Word for the Wise November 15, 2006 Broadcast Topic: Than and from
We were asked if saying a different path than (rather than a different path from) is proper English. Since we would opt for a different path than over a different path from, we set down the prepositional path. (来源：www.EnglishCN.com)
We begin with from, which is most definitely a preposition, and which is used as a function word with three primary purposes: to indicate a starting point of a physical movement, in measuring or reckoning, or in a statement of limits (as when we say a week from today); to indicate physical separation or an act of removal, abstention, exclusion, release, subtraction, or differentiation (this is where a different path from fits in); and to indicate the source, cause, agent, or basis (as in a letter from a listener).

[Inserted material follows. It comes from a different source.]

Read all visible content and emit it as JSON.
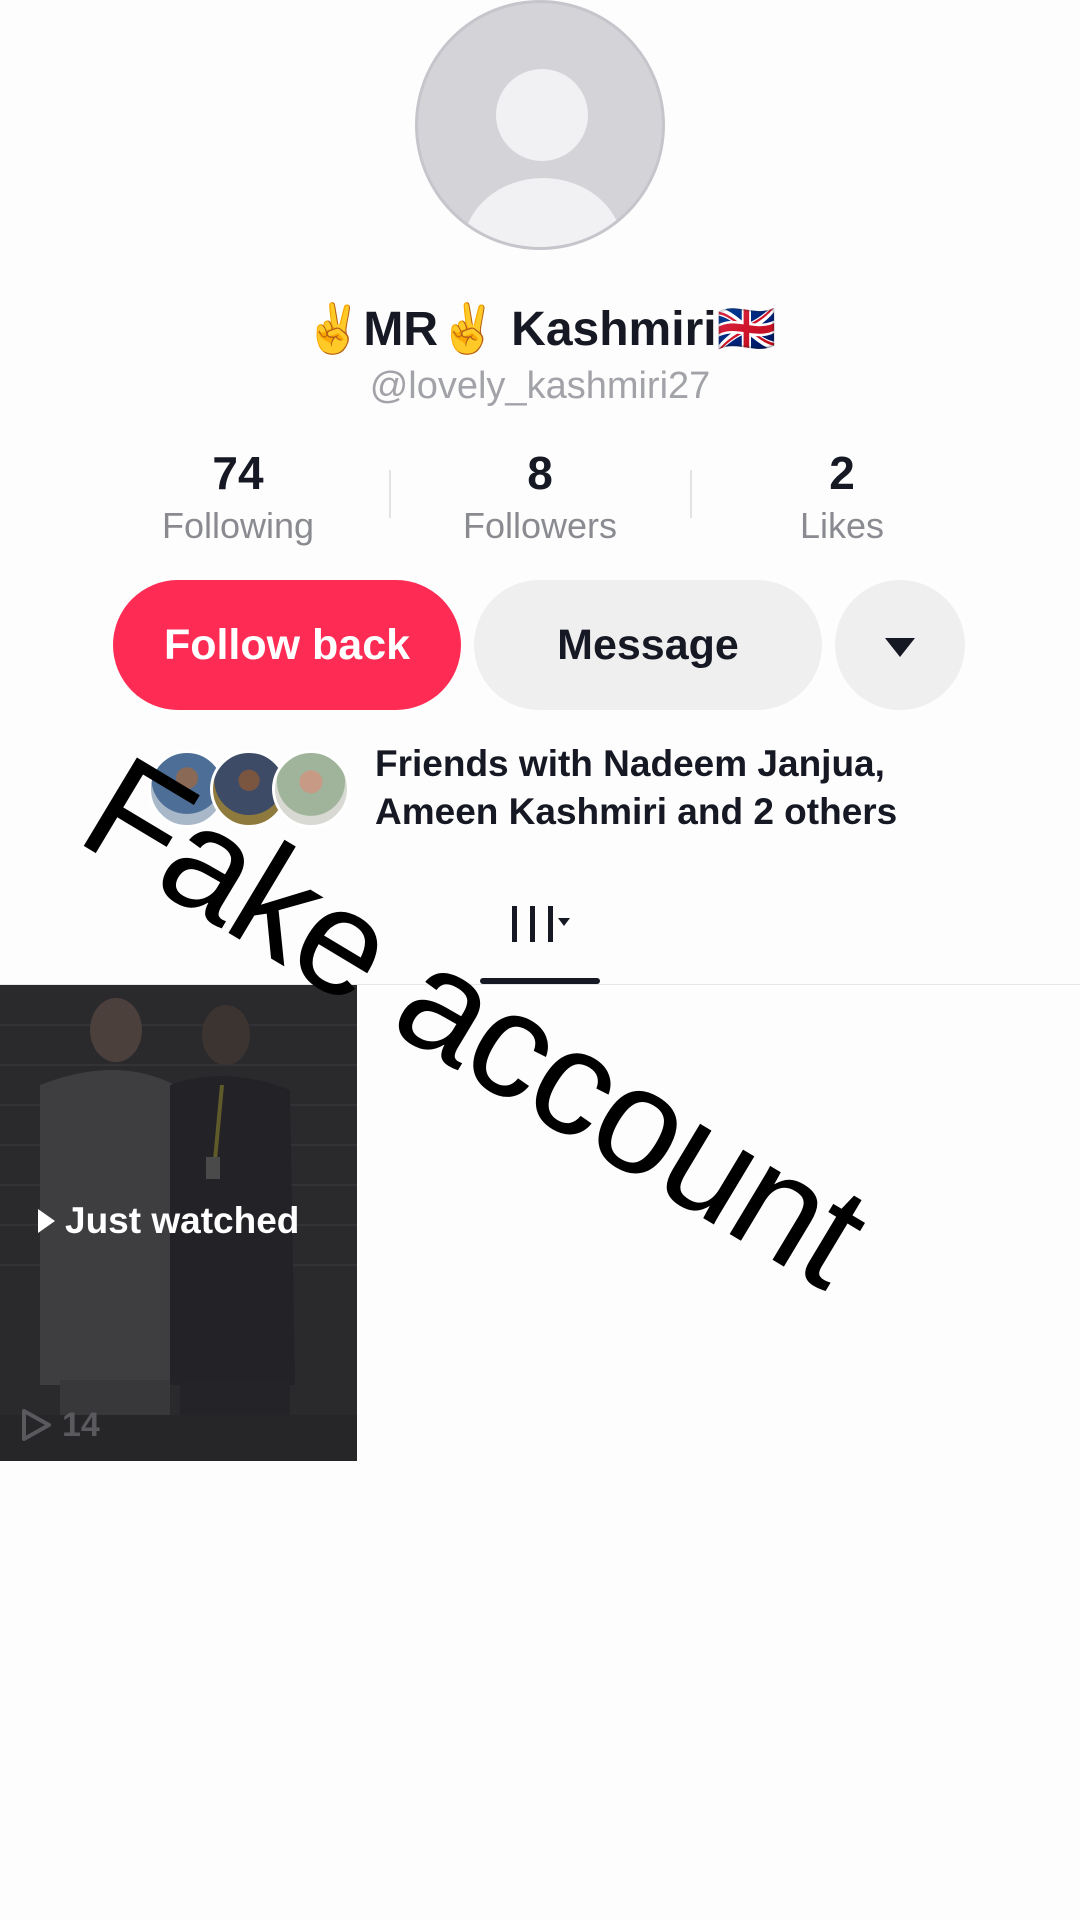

Than, in contrast, has a well-established position as a conjunction, where it is used as a function word indicating the second member or a difference (older than I am, for example). Its usefulness as a preposition went unremarked upon for the first two centuries of its admittedly occasional existence. Then, in the 1700s, grammarians began debating its validity. These days, commentators and lexicographers agree the prepositional than has an established sense meaning "in comparison with" (that’s why the comparative different path than) works. But they have also come to these inconsistent conclusions about the prepositional than: than whom is standard, if clumsy; than me may be acceptable in speech; and than her, than him, and than them all raise eyebrows.